*Effective 10-11-13, see § 21.250. S.B. 9 was vetoed July 2, 2013. The veto was overridden on September 11, 2013.
578.012. Animal abuse — penalties. -- 1. A person commits the offense of animal abuse if he or she:
(1) Intentionally or purposely kills an animal in any manner not allowed by or expressly exempted from the provisions of sections 578.005 to 578.023 and 273.030;
(2) Purposely or intentionally causes injury or suffering to an animal; or
(3) Having ownership or custody of an animal knowingly fails to provide adequate care which results in substantial harm to the animal.
2. Animal abuse is a class A misdemeanor, unless the defendant has previously been found guilty of animal abuse or the suffering involved in subdivision (2) of subsection 1 of this section is the result of torture or mutilation consciously inflicted while the animal was alive, in which case it is a class E felony.
(L. 1983 S.B. 211 § 4, A.L. 1994 S.B. 545, A.L. 1996 S.B. 491, A.L. 2001 S.B. 462, A.L. 2013 S.B. 9, A.L. 2014 S.B. 491)
"Willfully" is an essential element of the offense of animal abuse and distinguishes it from the offense of animal neglect. State v. Price, 772 S.W.2d 9. (Mo.App.E.D.)
578.016. Impoundment of animal found off property of owner or custodian, disposition, procedure — liability of owner or custodian for costs — lien — rights of owner or custodian. -- 1. Any duly authorized public health official, law enforcement official, or animal control officer may impound any animal found outside of the owned or rented property of the owner or custodian of such animal when such animal shows evidence of neglect or abuse. Any animal impounded pursuant to this section shall be:
(1) If the owner can be ascertained and the animal is not diseased or disabled beyond recovery for any useful purpose, held for recovery by the owner. The owner shall be notified within five business days of impoundment by phone or by mail of the animal's location and recovery procedures. The animal shall be held for ten business days. An animal unclaimed after ten business days may be put up for adoption or humanely killed;

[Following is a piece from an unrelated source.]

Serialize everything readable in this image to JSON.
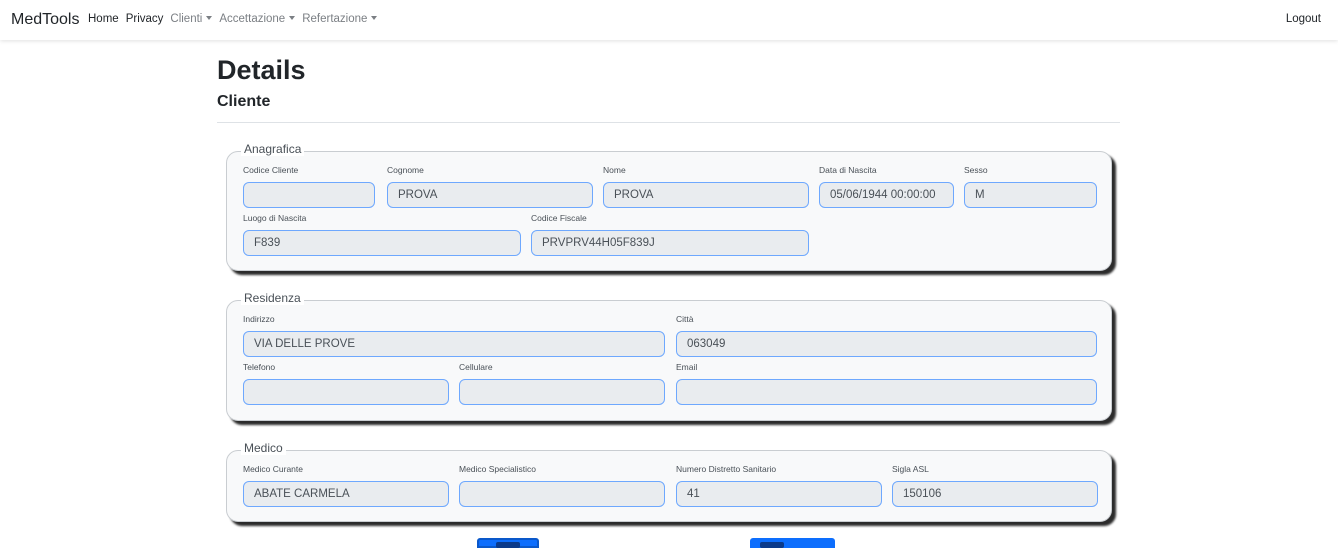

(2) Placed in the care or custody of a veterinarian, the appropriate animal control authority or animal shelter. The animal shall not be disposed of, unless diseased or disabled beyond recovery for any useful purpose, until after expiration of a minimum of five business days, during which time the public shall have clear access to inspect or recover the animal through time periods ordinarily accepted as usual business hours. After five business days, the animal may be put up for adoption or humanely killed; or
(3) If diseased or disabled beyond recovery for any useful purpose as determined by a public health official, law enforcement official, veterinarian or animal control officer, humanely killed.
2. The owner or custodian of an animal impounded pursuant to this section shall be liable for reasonable costs for the care and maintenance of the animal. Any person incurring reasonable costs for the care and maintenance of such animal shall have a lien against such animal until the reasonable costs have been paid and may put up for adoption or humanely kill any animal if such costs are not paid within ten days after demand. Any moneys received for an animal adopted pursuant to this subsection in excess of costs shall be paid to the owner of such animal.
3. The owner or custodian of any animal killed pursuant to this section shall be entitled to recover the actual value of the animal up to but not to exceed six hundred dollars if the owner or custodian shows that such killing was unwarranted.
(L. 1983 S.B. 211 § 6)
In Missouri, as well as most of the nation, this is enough for your dog. Has a shelter (inadequate at best), and has food and water provided.